  • American Automobile Association. "AAA Projects a 2.5 Percent Decrease in Independence Day Travel as Americans Fly More and Drive Less." June 22, 2011. (July 10, 2011)
  • American Automobile Association. "Daily Fuel Gauge Report." July 10, 2011. (July 10, 2011)
  • Clark, Jayne. "Don't Let High Gas Prices Stall Your Plans." USA Today Travel. May 8, 2011. (June 10, 2011)
  • Environmental Protection Agency. "Driving More Efficiently." July 7, 2011. (July 10, 2011)

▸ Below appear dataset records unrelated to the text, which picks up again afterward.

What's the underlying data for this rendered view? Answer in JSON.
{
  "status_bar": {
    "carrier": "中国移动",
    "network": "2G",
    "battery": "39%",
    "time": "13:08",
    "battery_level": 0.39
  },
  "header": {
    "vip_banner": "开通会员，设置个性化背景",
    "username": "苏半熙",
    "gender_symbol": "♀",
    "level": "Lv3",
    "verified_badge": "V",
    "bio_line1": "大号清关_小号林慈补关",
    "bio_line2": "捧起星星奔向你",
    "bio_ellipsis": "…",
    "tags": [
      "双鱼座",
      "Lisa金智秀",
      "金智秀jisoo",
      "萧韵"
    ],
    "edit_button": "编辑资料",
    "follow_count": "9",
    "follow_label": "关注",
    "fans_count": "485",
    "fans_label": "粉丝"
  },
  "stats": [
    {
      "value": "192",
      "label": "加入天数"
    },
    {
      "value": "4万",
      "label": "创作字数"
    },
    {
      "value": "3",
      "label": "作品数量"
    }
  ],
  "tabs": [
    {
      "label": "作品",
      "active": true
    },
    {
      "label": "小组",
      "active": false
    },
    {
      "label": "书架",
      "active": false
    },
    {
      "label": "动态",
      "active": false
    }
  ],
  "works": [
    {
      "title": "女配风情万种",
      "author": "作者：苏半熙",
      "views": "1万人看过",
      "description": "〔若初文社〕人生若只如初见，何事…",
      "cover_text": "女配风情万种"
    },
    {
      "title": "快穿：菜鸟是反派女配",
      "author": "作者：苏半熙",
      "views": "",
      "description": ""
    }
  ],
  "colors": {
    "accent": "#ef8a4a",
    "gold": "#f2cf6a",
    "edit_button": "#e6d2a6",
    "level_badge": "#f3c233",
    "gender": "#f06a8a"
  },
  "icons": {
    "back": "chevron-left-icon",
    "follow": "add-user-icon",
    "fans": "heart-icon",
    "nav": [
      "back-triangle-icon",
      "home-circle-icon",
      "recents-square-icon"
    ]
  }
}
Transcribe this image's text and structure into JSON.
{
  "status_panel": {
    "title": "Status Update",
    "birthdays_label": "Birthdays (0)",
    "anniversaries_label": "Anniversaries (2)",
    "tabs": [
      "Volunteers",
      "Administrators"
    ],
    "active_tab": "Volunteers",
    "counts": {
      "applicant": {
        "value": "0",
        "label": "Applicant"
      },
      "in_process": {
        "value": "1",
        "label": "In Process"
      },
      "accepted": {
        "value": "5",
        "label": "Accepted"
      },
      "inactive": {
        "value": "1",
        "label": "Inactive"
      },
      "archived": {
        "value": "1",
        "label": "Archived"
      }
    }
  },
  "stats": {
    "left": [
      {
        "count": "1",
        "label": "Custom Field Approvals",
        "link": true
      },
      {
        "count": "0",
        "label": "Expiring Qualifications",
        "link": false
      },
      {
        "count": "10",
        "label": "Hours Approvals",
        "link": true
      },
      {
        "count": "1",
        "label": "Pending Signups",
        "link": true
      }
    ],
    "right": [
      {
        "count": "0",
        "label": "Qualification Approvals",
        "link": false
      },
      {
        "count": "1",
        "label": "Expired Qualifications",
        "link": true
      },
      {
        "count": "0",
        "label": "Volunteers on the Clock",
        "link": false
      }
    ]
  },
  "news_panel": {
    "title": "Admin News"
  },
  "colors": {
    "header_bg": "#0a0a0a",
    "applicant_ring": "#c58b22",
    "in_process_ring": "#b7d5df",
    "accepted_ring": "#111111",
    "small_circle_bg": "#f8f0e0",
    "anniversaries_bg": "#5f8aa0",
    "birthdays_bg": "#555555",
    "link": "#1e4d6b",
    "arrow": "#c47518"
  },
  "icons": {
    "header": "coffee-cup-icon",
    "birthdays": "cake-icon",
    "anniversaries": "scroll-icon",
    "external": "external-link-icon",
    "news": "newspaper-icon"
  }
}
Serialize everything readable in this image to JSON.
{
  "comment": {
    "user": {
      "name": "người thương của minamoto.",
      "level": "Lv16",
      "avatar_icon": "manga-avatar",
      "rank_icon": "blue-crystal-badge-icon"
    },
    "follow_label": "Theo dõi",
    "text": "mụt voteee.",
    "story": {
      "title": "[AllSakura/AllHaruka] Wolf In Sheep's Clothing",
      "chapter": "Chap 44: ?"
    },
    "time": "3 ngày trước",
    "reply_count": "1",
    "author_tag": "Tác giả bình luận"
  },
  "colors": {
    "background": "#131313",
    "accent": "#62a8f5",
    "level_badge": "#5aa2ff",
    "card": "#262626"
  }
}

  • Environmental Protection Agency. "Keeping Your Car in Shape." July 7, 2011 (July 10, 2011)
  • Duvauchelle, Joshua. "How to Calculate Gas Mileage for a Trip." USA Today Travel. 2011. (July 10, 2011)
  • Grant, Kelli B. "Finding Cheap Gas Amid Road-Trip Traffic." June 30, 2011. (July 10, 2011)
  • Higgins, Michelle. "13 Ways to Save on Gas This Summer." The New York Times. May 11, 2011. (July 10, 2011)
  • Roberts, Amy. "Save Gas on Your Next Road Trip." Good Housekeeping. June 29, 2011. (July 10, 2011)
  • Valdes-Dapena, Peter. "Gas Saving Road Trip Tips." CNN Money. April 22, 2008. (July 10, 2011)